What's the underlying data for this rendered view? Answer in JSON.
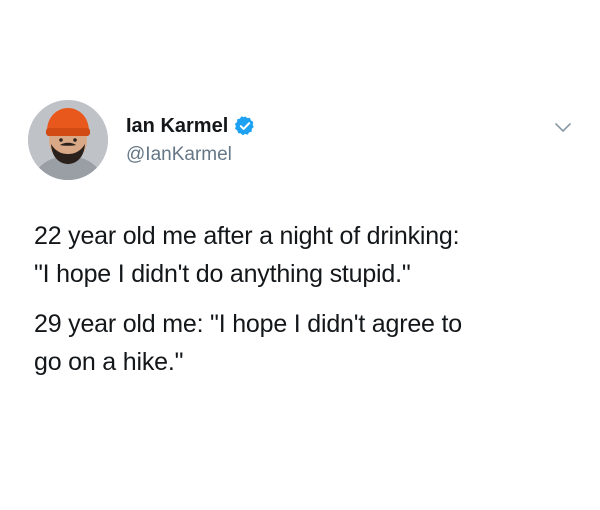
{
  "author": {
    "display_name": "Ian Karmel",
    "handle": "@IanKarmel",
    "verified": true,
    "avatar_icon": "profile-photo-avatar",
    "verified_icon": "verified-badge-icon"
  },
  "menu": {
    "icon": "chevron-down-icon"
  },
  "tweet": {
    "paragraph_1": {
      "line_1": "22 year old me after a night of drinking:",
      "line_2": "\"I hope I didn't do anything stupid.\""
    },
    "paragraph_2": {
      "line_1": "29 year old me: \"I hope I didn't agree to",
      "line_2": "go on a hike.\""
    }
  },
  "colors": {
    "text": "#14171a",
    "secondary": "#657786",
    "verified_blue": "#1da1f2",
    "hat_orange": "#e8571c"
  }
}
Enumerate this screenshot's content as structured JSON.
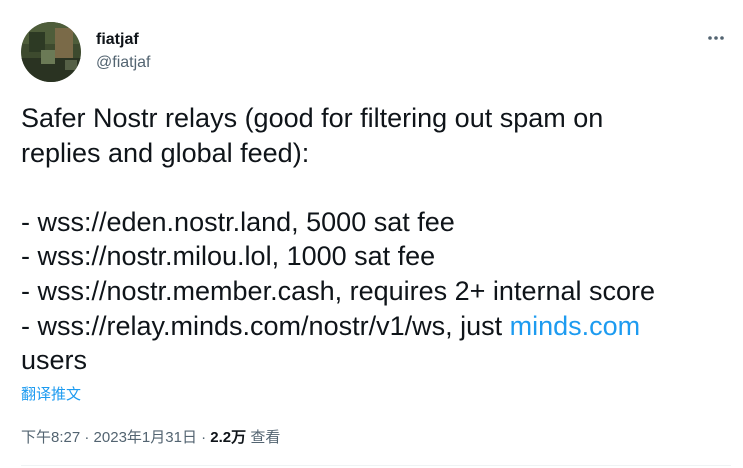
{
  "author": {
    "display_name": "fiatjaf",
    "handle": "@fiatjaf"
  },
  "tweet": {
    "line1": "Safer Nostr relays (good for filtering out spam on",
    "line2": "replies and global feed):",
    "relay1": "- wss://eden.nostr.land, 5000 sat fee",
    "relay2": "- wss://nostr.milou.lol, 1000 sat fee",
    "relay3": "- wss://nostr.member.cash, requires 2+ internal score",
    "relay4_text": "- wss://relay.minds.com/nostr/v1/ws, just ",
    "relay4_link": "minds.com",
    "line_end": "users"
  },
  "translate_label": "翻译推文",
  "meta": {
    "time": "下午8:27",
    "sep1": " · ",
    "date": "2023年1月31日",
    "sep2": " · ",
    "views_count": "2.2万",
    "views_label": " 查看"
  },
  "colors": {
    "link": "#1d9bf0",
    "secondary_text": "#536471",
    "primary_text": "#0f1419"
  },
  "icons": {
    "more": "more-horizontal-icon",
    "avatar": "profile-photo"
  }
}
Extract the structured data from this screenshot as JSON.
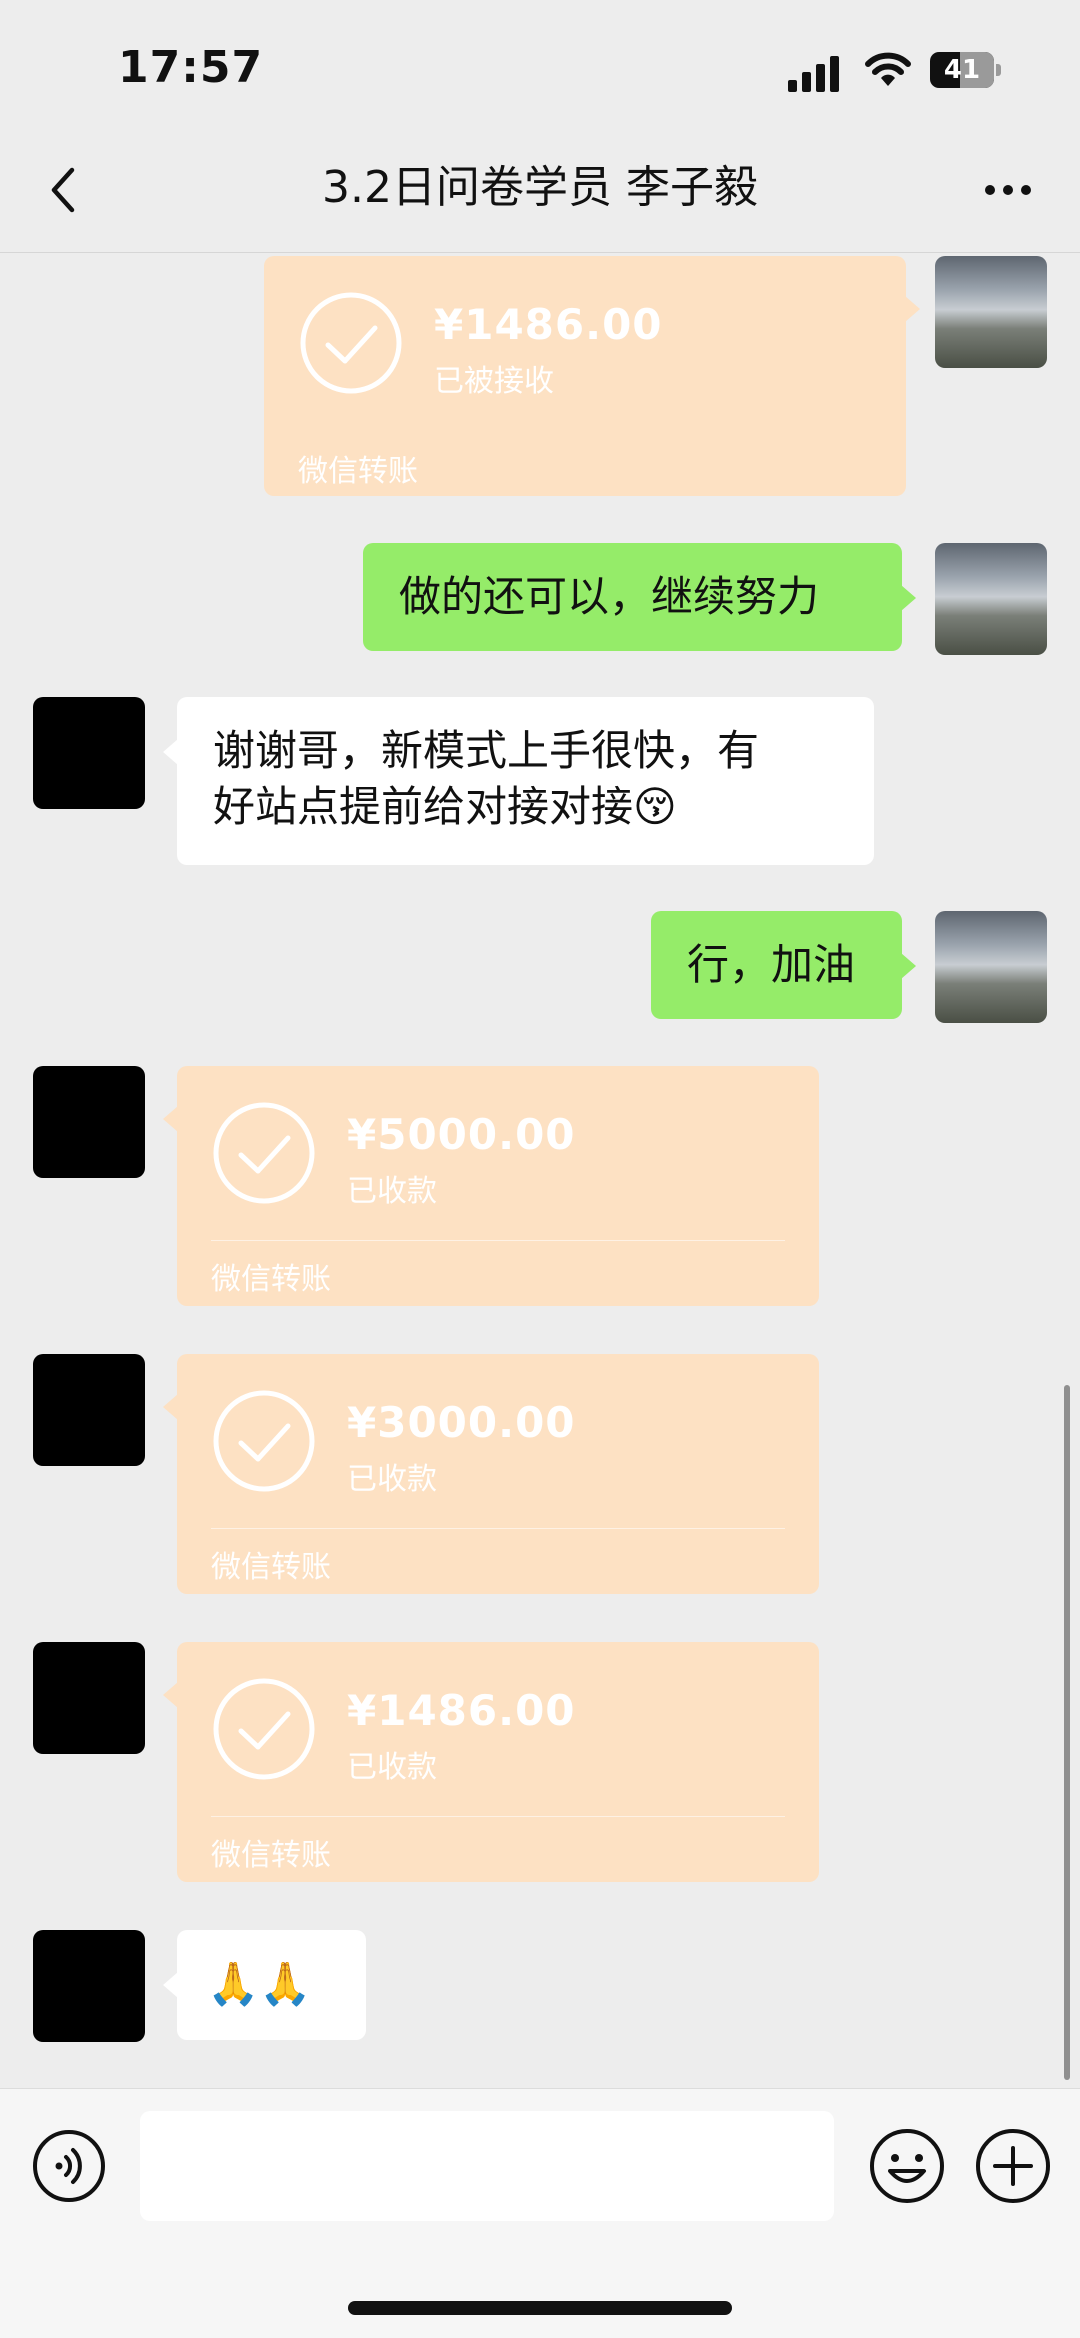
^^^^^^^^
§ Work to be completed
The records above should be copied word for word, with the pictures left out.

§ Task output
What's the underlying data for this rendered view? Answer in JSON.
{
  "author": {
    "display_name": "Ian Karmel",
    "handle": "@IanKarmel",
    "verified": true,
    "avatar_icon": "profile-photo-avatar",
    "verified_icon": "verified-badge-icon"
  },
  "menu": {
    "icon": "chevron-down-icon"
  },
  "tweet": {
    "paragraph_1": {
      "line_1": "22 year old me after a night of drinking:",
      "line_2": "\"I hope I didn't do anything stupid.\""
    },
    "paragraph_2": {
      "line_1": "29 year old me: \"I hope I didn't agree to",
      "line_2": "go on a hike.\""
    }
  },
  "colors": {
    "text": "#14171a",
    "secondary": "#657786",
    "verified_blue": "#1da1f2",
    "hat_orange": "#e8571c"
  }
}
Enumerate this screenshot's content as structured JSON.
{
  "author": {
    "display_name": "fiatjaf",
    "handle": "@fiatjaf"
  },
  "tweet": {
    "line1": "Safer Nostr relays (good for filtering out spam on",
    "line2": "replies and global feed):",
    "relay1": "- wss://eden.nostr.land, 5000 sat fee",
    "relay2": "- wss://nostr.milou.lol, 1000 sat fee",
    "relay3": "- wss://nostr.member.cash, requires 2+ internal score",
    "relay4_text": "- wss://relay.minds.com/nostr/v1/ws, just ",
    "relay4_link": "minds.com",
    "line_end": "users"
  },
  "translate_label": "翻译推文",
  "meta": {
    "time": "下午8:27",
    "sep1": " · ",
    "date": "2023年1月31日",
    "sep2": " · ",
    "views_count": "2.2万",
    "views_label": " 查看"
  },
  "colors": {
    "link": "#1d9bf0",
    "secondary_text": "#536471",
    "primary_text": "#0f1419"
  },
  "icons": {
    "more": "more-horizontal-icon",
    "avatar": "profile-photo"
  }
}
Extract the structured data from this screenshot as JSON.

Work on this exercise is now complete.